Schadenfreude broke out among some publishers today when Digital First Media killed an ambitious interactive publishing initiative and commenced layoffs to bolster the bottom lines of its newspapers in a reported plan to groom them for sale.
But no one should be happy that Digital First hit the wall. All this episode proves is that digital publishing – which remains the only imaginable way forward for newspapers and other legacy media – is even harder than we think.
Digital matters, because modern consumers – even thoseover the age of 55 – prefer to ingest news on a panoply of platforms including computers, smartphones, tablets and smart televisions. Even the American Press Institute, an arm of the Newspaper Association of America, recentlyconcurred that “the majority of Americans across generations now combine a mix of sources and technologies to get their news each week.”

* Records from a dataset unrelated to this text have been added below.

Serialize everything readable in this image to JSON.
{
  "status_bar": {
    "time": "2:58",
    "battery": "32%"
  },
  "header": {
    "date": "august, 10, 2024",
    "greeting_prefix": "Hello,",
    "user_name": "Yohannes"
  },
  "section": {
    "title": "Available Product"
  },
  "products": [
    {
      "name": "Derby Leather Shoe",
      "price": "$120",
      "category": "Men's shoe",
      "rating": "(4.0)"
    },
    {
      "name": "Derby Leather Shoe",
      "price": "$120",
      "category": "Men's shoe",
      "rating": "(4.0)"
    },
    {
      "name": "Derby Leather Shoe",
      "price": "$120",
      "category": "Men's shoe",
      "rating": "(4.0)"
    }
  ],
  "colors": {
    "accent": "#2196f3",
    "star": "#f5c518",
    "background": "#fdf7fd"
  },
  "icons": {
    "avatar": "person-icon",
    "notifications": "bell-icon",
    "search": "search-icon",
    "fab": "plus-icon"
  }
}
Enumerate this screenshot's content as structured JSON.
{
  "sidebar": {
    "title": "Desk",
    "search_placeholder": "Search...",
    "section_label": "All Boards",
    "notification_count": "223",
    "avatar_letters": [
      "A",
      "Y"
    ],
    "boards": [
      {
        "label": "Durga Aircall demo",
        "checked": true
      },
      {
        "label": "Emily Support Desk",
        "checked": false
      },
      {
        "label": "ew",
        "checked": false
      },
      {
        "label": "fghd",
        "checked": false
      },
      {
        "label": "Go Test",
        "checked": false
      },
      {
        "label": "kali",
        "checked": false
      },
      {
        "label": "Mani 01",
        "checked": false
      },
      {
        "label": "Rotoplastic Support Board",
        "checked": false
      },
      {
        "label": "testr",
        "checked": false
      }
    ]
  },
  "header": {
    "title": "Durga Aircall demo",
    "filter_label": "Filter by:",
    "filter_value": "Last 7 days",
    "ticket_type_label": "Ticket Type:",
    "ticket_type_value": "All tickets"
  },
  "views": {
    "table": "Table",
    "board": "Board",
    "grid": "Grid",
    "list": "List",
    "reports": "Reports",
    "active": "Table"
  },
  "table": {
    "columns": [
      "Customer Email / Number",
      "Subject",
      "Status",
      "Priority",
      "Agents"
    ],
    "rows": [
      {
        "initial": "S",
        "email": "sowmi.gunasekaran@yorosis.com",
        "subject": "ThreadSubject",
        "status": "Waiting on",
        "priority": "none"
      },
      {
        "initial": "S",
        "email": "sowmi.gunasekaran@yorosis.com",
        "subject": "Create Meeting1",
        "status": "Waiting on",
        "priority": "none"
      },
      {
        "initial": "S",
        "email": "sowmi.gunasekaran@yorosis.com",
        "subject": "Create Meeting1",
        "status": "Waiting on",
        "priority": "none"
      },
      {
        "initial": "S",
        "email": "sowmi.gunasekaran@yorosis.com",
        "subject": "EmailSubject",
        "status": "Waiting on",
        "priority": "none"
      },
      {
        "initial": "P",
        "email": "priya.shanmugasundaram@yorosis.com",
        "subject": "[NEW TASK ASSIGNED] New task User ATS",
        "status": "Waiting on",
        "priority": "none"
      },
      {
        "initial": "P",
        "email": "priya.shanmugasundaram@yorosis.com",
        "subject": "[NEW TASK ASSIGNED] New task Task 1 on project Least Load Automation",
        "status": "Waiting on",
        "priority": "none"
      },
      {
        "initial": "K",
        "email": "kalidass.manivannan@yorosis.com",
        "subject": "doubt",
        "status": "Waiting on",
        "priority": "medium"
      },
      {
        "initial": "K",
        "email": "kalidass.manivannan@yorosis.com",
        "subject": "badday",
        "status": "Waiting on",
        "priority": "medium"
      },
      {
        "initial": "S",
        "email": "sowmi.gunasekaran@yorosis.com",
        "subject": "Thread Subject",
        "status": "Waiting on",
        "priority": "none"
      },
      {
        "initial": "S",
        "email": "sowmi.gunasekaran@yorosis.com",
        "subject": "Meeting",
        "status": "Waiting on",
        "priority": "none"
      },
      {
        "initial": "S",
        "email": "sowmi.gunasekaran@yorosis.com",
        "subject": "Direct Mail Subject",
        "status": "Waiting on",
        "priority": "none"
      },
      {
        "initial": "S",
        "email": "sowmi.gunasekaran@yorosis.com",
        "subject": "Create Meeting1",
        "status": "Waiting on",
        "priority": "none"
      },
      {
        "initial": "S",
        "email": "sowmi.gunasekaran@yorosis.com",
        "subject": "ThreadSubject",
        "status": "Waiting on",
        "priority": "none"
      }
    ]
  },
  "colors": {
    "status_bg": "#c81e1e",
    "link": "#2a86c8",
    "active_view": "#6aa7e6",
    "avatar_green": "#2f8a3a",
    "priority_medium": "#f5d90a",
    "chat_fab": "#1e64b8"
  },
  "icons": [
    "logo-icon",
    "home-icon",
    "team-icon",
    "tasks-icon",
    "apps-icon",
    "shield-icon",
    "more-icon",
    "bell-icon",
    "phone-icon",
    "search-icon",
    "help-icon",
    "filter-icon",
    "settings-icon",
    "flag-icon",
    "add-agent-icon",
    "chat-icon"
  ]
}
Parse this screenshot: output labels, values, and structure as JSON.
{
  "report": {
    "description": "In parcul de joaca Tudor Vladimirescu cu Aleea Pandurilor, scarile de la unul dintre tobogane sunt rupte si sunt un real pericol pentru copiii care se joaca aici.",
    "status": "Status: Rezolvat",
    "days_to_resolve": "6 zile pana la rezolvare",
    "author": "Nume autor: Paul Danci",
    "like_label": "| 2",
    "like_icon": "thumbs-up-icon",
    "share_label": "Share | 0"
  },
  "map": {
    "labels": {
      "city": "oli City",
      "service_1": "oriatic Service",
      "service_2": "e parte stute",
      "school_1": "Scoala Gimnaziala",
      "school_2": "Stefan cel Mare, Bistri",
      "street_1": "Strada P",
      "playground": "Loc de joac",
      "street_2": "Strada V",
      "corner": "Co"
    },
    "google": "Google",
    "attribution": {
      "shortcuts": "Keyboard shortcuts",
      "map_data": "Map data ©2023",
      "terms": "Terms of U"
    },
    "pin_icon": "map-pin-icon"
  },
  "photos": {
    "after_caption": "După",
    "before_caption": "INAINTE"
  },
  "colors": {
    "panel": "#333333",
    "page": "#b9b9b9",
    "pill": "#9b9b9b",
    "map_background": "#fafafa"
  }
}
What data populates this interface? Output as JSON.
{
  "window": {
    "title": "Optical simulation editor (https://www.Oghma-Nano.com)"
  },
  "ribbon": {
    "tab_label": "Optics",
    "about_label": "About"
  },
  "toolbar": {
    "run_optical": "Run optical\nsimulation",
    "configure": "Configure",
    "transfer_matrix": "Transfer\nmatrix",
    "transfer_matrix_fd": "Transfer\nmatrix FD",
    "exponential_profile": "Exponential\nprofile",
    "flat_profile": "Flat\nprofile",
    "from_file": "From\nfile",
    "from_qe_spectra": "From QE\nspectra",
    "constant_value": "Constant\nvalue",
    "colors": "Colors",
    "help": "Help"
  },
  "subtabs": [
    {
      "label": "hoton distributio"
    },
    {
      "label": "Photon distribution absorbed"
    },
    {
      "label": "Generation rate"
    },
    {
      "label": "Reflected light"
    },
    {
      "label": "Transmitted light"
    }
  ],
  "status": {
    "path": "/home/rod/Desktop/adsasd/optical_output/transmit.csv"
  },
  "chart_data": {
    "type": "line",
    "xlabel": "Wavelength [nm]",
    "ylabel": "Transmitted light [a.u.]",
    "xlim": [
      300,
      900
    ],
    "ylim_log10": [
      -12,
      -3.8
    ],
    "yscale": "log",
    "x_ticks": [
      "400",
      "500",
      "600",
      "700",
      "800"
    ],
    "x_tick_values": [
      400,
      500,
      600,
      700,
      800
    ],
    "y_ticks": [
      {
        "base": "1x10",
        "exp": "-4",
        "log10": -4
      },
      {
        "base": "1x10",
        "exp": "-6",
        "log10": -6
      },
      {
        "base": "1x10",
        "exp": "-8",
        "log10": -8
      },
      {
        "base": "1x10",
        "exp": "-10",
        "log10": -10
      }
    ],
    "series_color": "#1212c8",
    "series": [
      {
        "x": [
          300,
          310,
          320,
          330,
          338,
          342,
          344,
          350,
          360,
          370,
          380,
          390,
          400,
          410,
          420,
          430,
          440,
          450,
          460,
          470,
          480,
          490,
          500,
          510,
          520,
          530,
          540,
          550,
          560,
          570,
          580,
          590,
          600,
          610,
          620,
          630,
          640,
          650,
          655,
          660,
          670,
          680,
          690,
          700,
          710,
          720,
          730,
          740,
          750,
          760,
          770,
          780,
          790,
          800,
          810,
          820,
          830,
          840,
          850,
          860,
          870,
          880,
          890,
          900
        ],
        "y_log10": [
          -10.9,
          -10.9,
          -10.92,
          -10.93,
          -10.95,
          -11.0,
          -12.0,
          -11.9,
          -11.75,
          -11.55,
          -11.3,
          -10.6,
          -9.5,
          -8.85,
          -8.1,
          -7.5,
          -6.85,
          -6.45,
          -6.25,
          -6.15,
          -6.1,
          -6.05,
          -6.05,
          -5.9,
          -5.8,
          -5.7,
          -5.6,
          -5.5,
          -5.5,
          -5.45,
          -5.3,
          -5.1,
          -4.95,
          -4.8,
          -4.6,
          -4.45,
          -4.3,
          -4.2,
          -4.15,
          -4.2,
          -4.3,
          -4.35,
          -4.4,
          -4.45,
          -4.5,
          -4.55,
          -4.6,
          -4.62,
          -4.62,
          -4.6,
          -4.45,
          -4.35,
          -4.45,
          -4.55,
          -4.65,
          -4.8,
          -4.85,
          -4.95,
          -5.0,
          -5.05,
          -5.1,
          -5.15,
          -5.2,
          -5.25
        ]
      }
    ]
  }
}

The problem with digital news publishing, as discussed here, is that few, if any, organizations have developed models that come close to successfully emulating the scale and profitability achieved in the best of times by the traditional publishing and broadcasting media.